Exercise directions
Wherever "this" occurs in the entries, copy the line that holds it.

Input

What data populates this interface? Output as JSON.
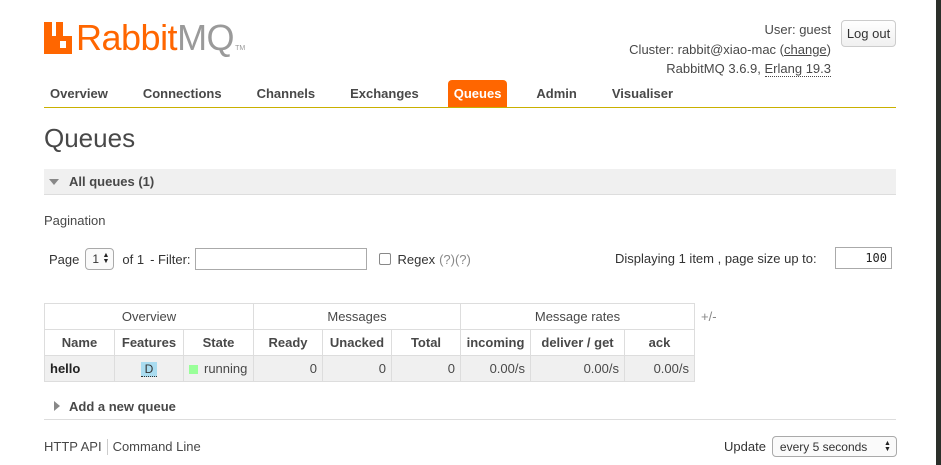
{
  "header": {
    "logo_brand": "Rabbit",
    "logo_product": "MQ",
    "logo_tm": "TM",
    "user_label": "User:",
    "user_value": "guest",
    "cluster_label": "Cluster:",
    "cluster_value": "rabbit@xiao-mac",
    "change_link": "change",
    "version": "RabbitMQ 3.6.9,",
    "erlang": "Erlang 19.3",
    "logout_label": "Log out"
  },
  "tabs": [
    {
      "label": "Overview",
      "active": false
    },
    {
      "label": "Connections",
      "active": false
    },
    {
      "label": "Channels",
      "active": false
    },
    {
      "label": "Exchanges",
      "active": false
    },
    {
      "label": "Queues",
      "active": true
    },
    {
      "label": "Admin",
      "active": false
    },
    {
      "label": "Visualiser",
      "active": false
    }
  ],
  "page_title": "Queues",
  "all_queues": {
    "title": "All queues (1)"
  },
  "pagination": {
    "label": "Pagination",
    "page_label": "Page",
    "page_value": "1",
    "of_label": "of 1",
    "filter_label": "- Filter:",
    "filter_value": "",
    "regex_label": "Regex",
    "regex_help": "(?)(?)",
    "display_text": "Displaying 1 item , page size up to:",
    "page_size": "100"
  },
  "table": {
    "groups": [
      "Overview",
      "Messages",
      "Message rates"
    ],
    "columns": [
      "Name",
      "Features",
      "State",
      "Ready",
      "Unacked",
      "Total",
      "incoming",
      "deliver / get",
      "ack"
    ],
    "rows": [
      {
        "name": "hello",
        "feature": "D",
        "state": "running",
        "ready": "0",
        "unacked": "0",
        "total": "0",
        "incoming": "0.00/s",
        "deliver_get": "0.00/s",
        "ack": "0.00/s"
      }
    ],
    "plus_minus": "+/-"
  },
  "add_queue": {
    "title": "Add a new queue"
  },
  "footer": {
    "http_api": "HTTP API",
    "command_line": "Command Line",
    "update_label": "Update",
    "update_value": "every 5 seconds"
  },
  "colors": {
    "accent": "#ff6600",
    "running": "#99ff99",
    "feature_badge": "#aadcf0"
  }
}
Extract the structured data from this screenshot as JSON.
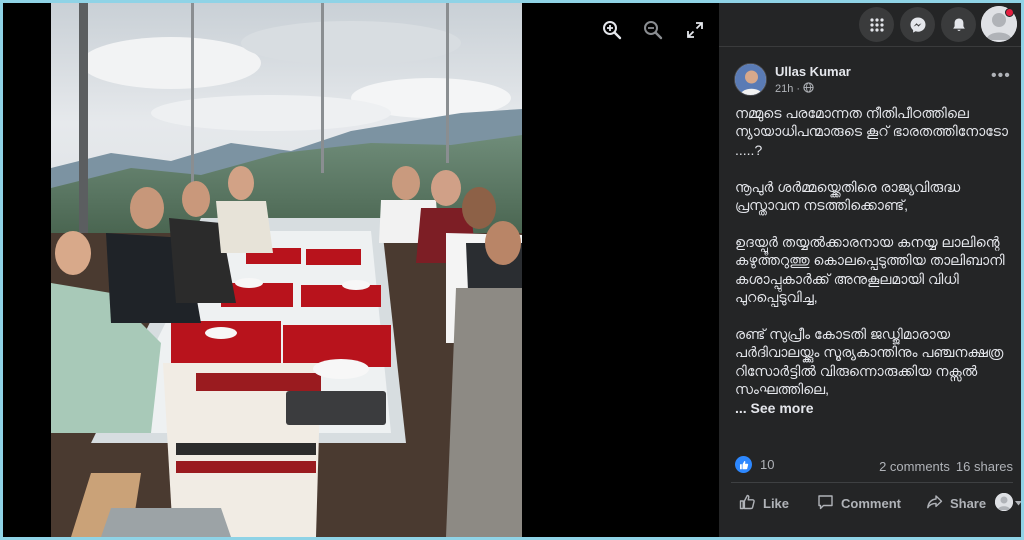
{
  "viewer": {
    "tools": [
      "zoom-in-icon",
      "zoom-out-icon",
      "expand-icon"
    ]
  },
  "topbar": {
    "icons": [
      "menu-grid-icon",
      "messenger-icon",
      "notifications-bell-icon",
      "profile-avatar"
    ]
  },
  "post": {
    "author": "Ullas Kumar",
    "time": "21h",
    "audience_icon": "globe-icon",
    "text": "നമ്മുടെ പരമോന്നത നീതിപീഠത്തിലെ ന്യായാധിപന്മാരുടെ കൂറ് ഭാരതത്തിനോടോ .....?\n\nനൂപുർ ശർമ്മയ്ക്കെതിരെ രാജ്യവിരുദ്ധ പ്രസ്താവന നടത്തിക്കൊണ്ട്,\n\nഉദയ്പൂർ തയ്യൽക്കാരനായ കനയ്യ ലാലിന്റെ കഴുത്തറുത്തു കൊലപ്പെടുത്തിയ താലിബാനി കശാപ്പുകാർക്ക് അനുകൂലമായി വിധി പുറപ്പെടുവിച്ച,\n\nരണ്ട് സുപ്രീം കോടതി ജഡ്ജിമാരായ പർദിവാലയ്ക്കും സൂര്യകാന്തിനും പഞ്ചനക്ഷത്ര റിസോർട്ടിൽ വിരുന്നൊരുക്കിയ നക്സൽ സംഘത്തിലെ,",
    "see_more": "... See more",
    "reaction_count": "10",
    "comments": "2 comments",
    "shares": "16 shares",
    "actions": {
      "like": "Like",
      "comment": "Comment",
      "share": "Share"
    }
  },
  "colors": {
    "panel_bg": "#242526",
    "accent": "#2d88ff",
    "text_primary": "#e4e6eb",
    "text_secondary": "#b0b3b8",
    "frame_border": "#8fd3e6"
  }
}
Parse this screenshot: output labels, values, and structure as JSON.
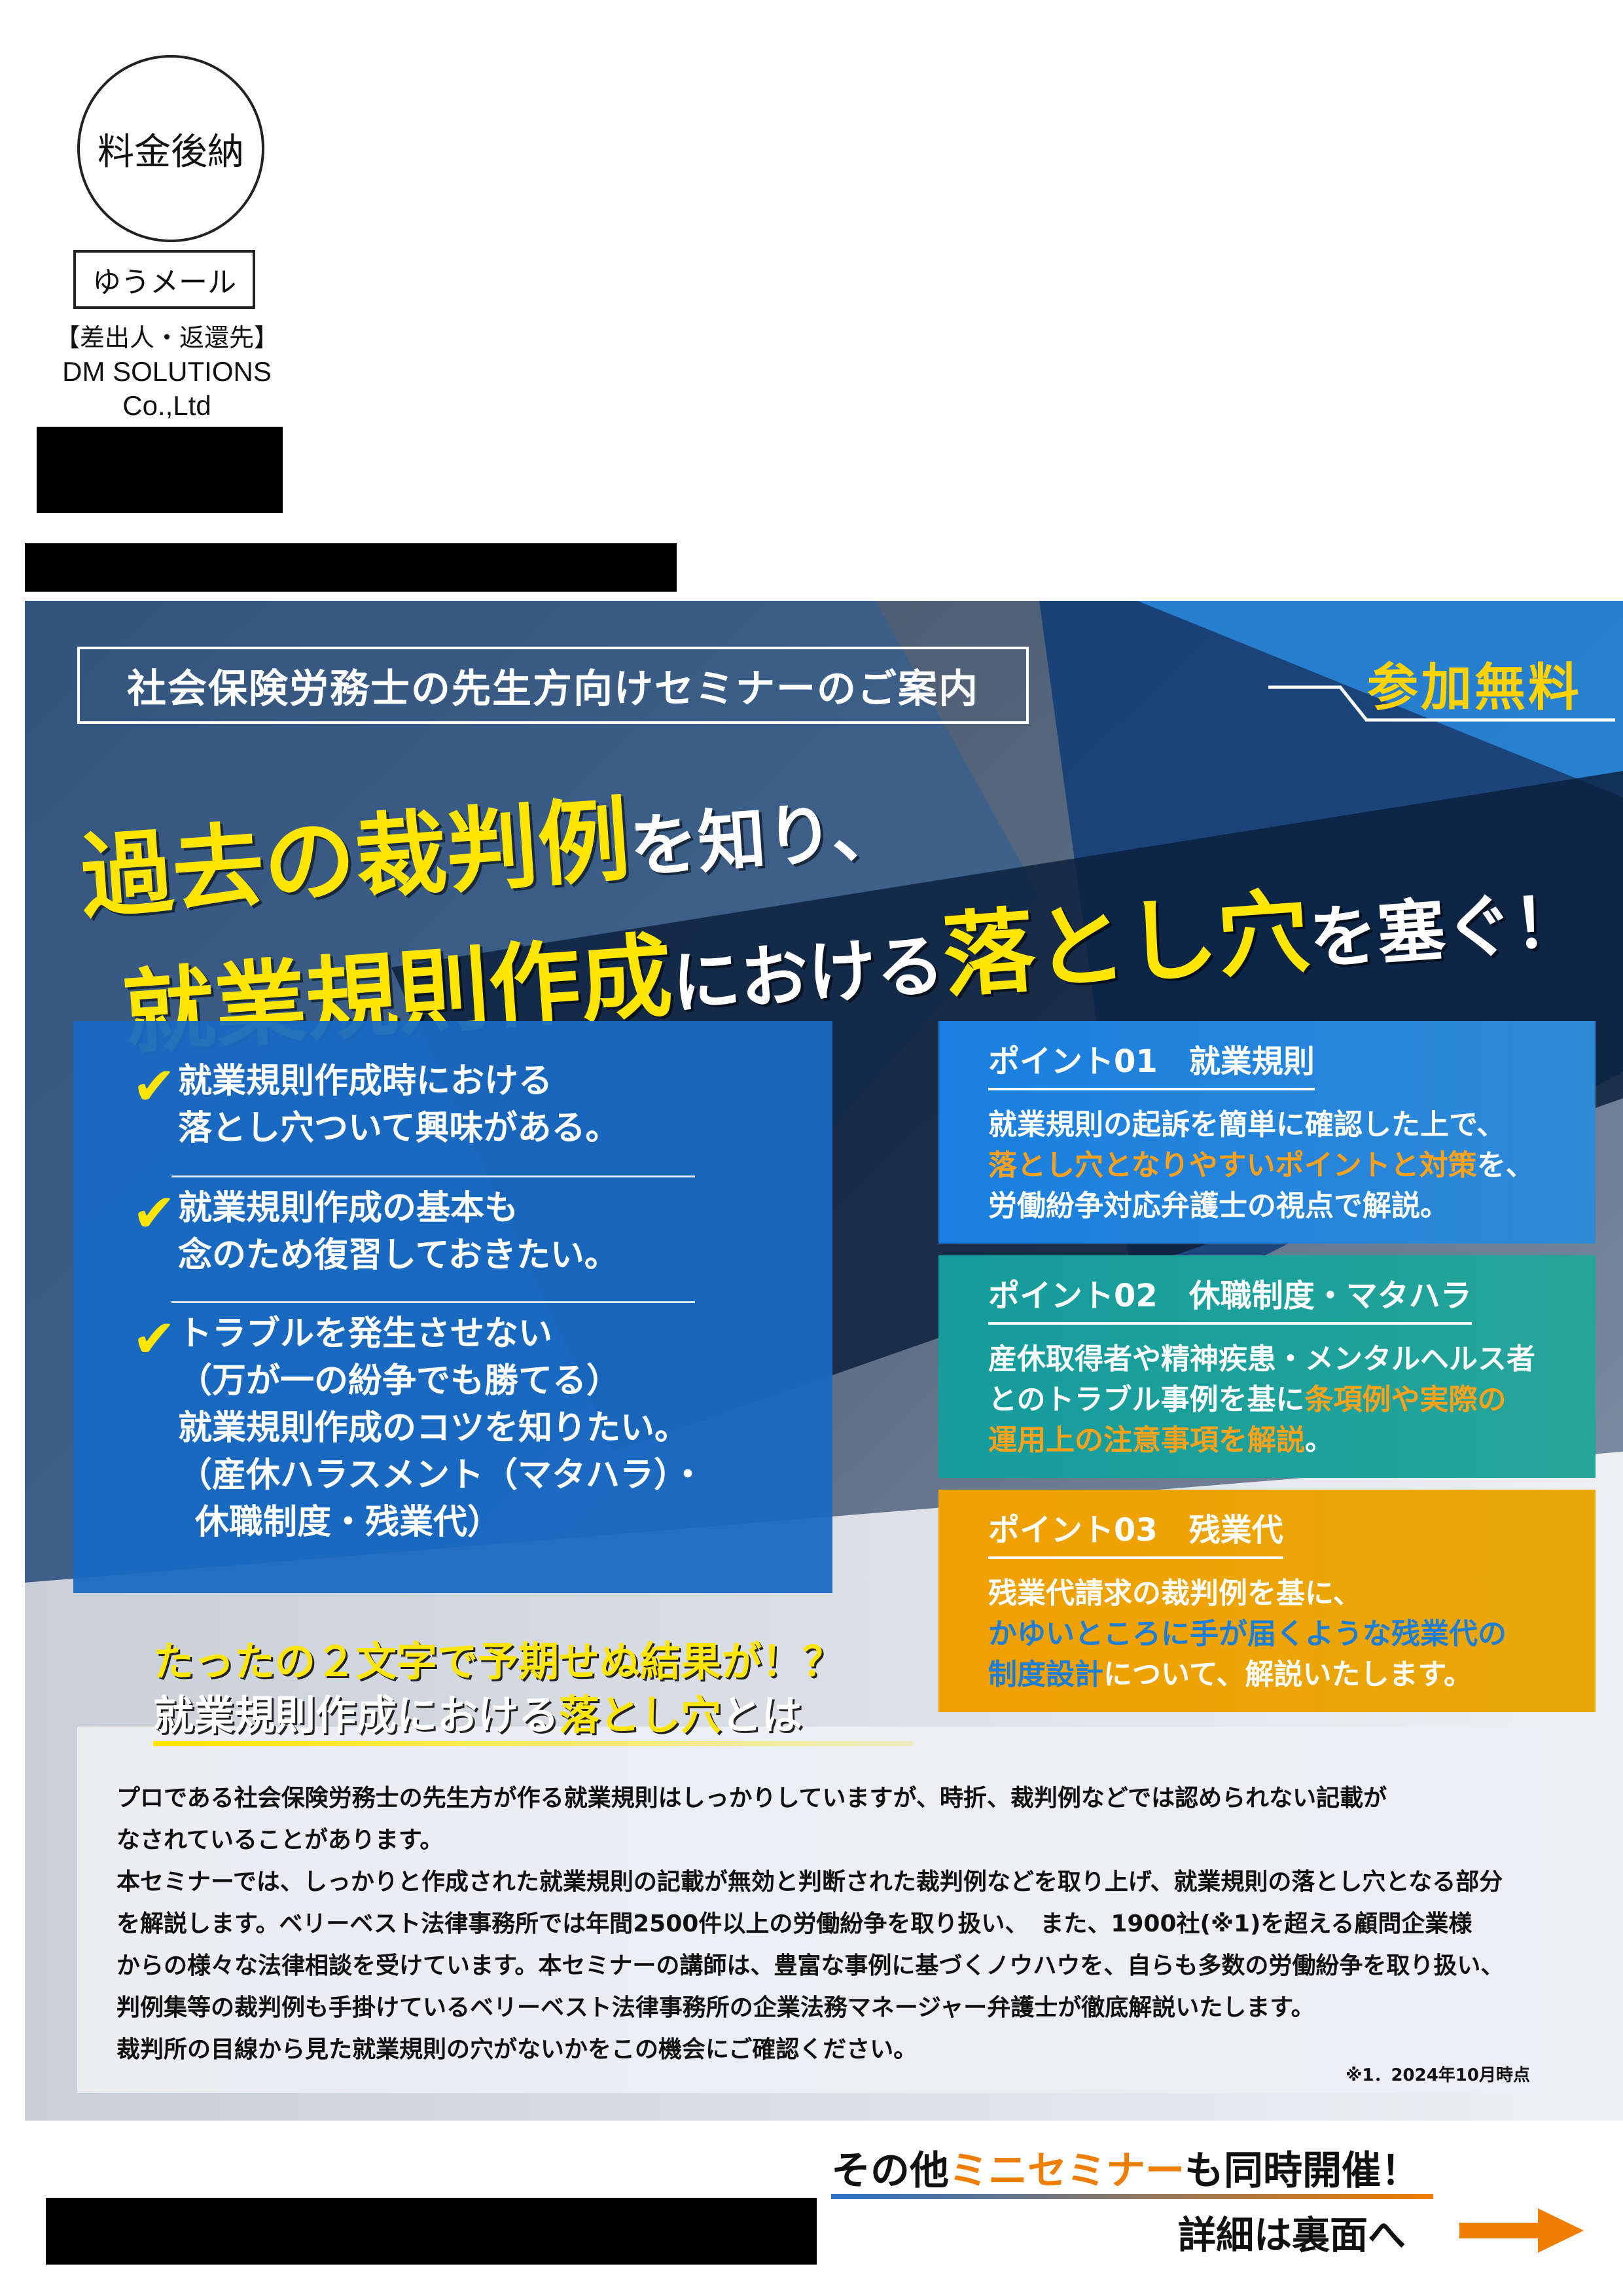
{
  "postage": {
    "stamp": "料金後納",
    "service": "ゆうメール"
  },
  "sender": {
    "label": "【差出人・返還先】",
    "company_line1": "DM SOLUTIONS",
    "company_line2": "Co.,Ltd"
  },
  "flyer": {
    "invite": "社会保険労務士の先生方向けセミナーのご案内",
    "free": "参加無料",
    "headline": {
      "l1_big": "過去の裁判例",
      "l1_mid": "を知り、",
      "l2_big": "就業規則作成",
      "l2_mid": "における",
      "l2_big2": "落とし穴",
      "l2_mid2": "を塞ぐ！"
    },
    "checks": [
      {
        "l1": "就業規則作成時における",
        "l2": "落とし穴ついて興味がある。"
      },
      {
        "l1": "就業規則作成の基本も",
        "l2": "念のため復習しておきたい。"
      },
      {
        "l1": "トラブルを発生させない",
        "l2": "（万が一の紛争でも勝てる）",
        "l3": "就業規則作成のコツを知りたい。",
        "l4": "（産休ハラスメント（マタハラ）・",
        "l5": "休職制度・残業代）"
      }
    ],
    "check_mark": "✔",
    "points": [
      {
        "title": "ポイント01　就業規則",
        "t1": "就業規則の起訴を簡単に確認した上で、",
        "t2_hl": "落とし穴となりやすいポイントと対策",
        "t2_rest": "を、",
        "t3": "労働紛争対応弁護士の視点で解説。"
      },
      {
        "title": "ポイント02　休職制度・マタハラ",
        "t1": "産休取得者や精神疾患・メンタルヘルス者",
        "t2_pre": "とのトラブル事例を基に",
        "t2_hl": "条項例や実際の",
        "t3_hl": "運用上の注意事項を解説",
        "t3_rest": "。"
      },
      {
        "title": "ポイント03　残業代",
        "t1": "残業代請求の裁判例を基に、",
        "t2_hl": "かゆいところに手が届くような残業代の",
        "t3_hl": "制度設計",
        "t3_rest": "について、解説いたします。"
      }
    ],
    "teaser": {
      "a1": "たったの",
      "a2": "２文字",
      "a3": "で",
      "a4": "予期せぬ結果",
      "a5": "が！？",
      "b1": "就業規則作成における",
      "b2": "落とし穴",
      "b3": "とは"
    },
    "body": [
      "プロである社会保険労務士の先生方が作る就業規則はしっかりしていますが、時折、裁判例などでは認められない記載が",
      "なされていることがあります。",
      "本セミナーでは、しっかりと作成された就業規則の記載が無効と判断された裁判例などを取り上げ、就業規則の落とし穴となる部分",
      "を解説します。ベリーベスト法律事務所では年間2500件以上の労働紛争を取り扱い、　また、1900社(※1)を超える顧問企業様",
      "からの様々な法律相談を受けています。本セミナーの講師は、豊富な事例に基づくノウハウを、自らも多数の労働紛争を取り扱い、",
      "判例集等の裁判例も手掛けているベリーベスト法律事務所の企業法務マネージャー弁護士が徹底解説いたします。",
      "裁判所の目線から見た就業規則の穴がないかをこの機会にご確認ください。"
    ],
    "footnote": "※1．2024年10月時点"
  },
  "bottom": {
    "other_a": "その他",
    "other_b": "ミニセミナー",
    "other_c": "も同時開催！",
    "detail": "詳細は裏面へ"
  },
  "colors": {
    "accent_yellow": "#ffe600",
    "accent_orange": "#ef7d00",
    "panel_blue": "#1869c3",
    "point1": "#1a7fe0",
    "point2": "#149c9c",
    "point3": "#f0a000"
  }
}
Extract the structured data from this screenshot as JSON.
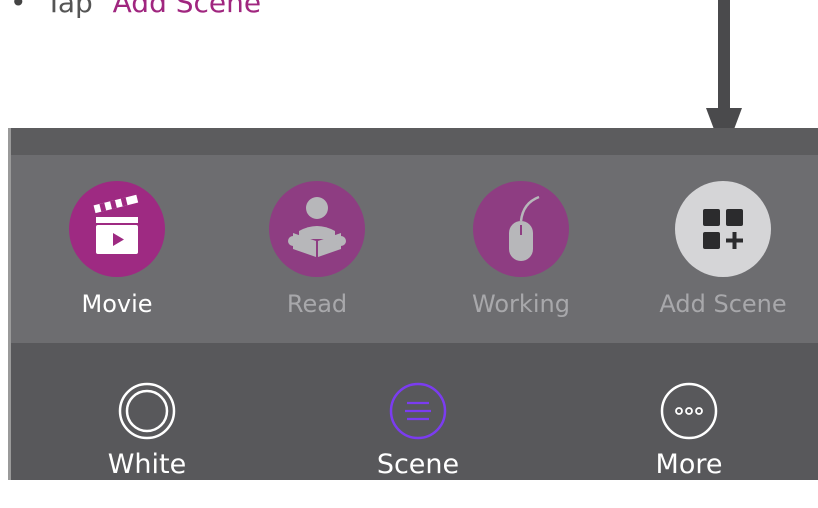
{
  "instruction": {
    "bullet": "•",
    "prefix": "Tap",
    "quoted": "“Add Scene”"
  },
  "colors": {
    "accent_magenta": "#a0267f",
    "scene_purple": "#8e3d82",
    "add_circle": "#d5d5d7",
    "selected_nav": "#7b3cf0",
    "label_active": "#ffffff",
    "label_inactive": "#a8a8ab"
  },
  "scenes": [
    {
      "label": "Movie",
      "icon": "clapperboard-icon",
      "active": true
    },
    {
      "label": "Read",
      "icon": "reading-person-icon",
      "active": false
    },
    {
      "label": "Working",
      "icon": "mouse-icon",
      "active": false
    },
    {
      "label": "Add Scene",
      "icon": "add-grid-icon",
      "active": false
    }
  ],
  "nav": [
    {
      "label": "White",
      "icon": "white-circle-icon"
    },
    {
      "label": "Scene",
      "icon": "scene-menu-icon",
      "selected": true
    },
    {
      "label": "More",
      "icon": "more-dots-icon"
    }
  ]
}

The answer
What data populates this interface? Output as JSON.
Extract the structured data from this screenshot as JSON.
Parse this screenshot: output labels, values, and structure as JSON.
Extract the structured data from this screenshot as JSON.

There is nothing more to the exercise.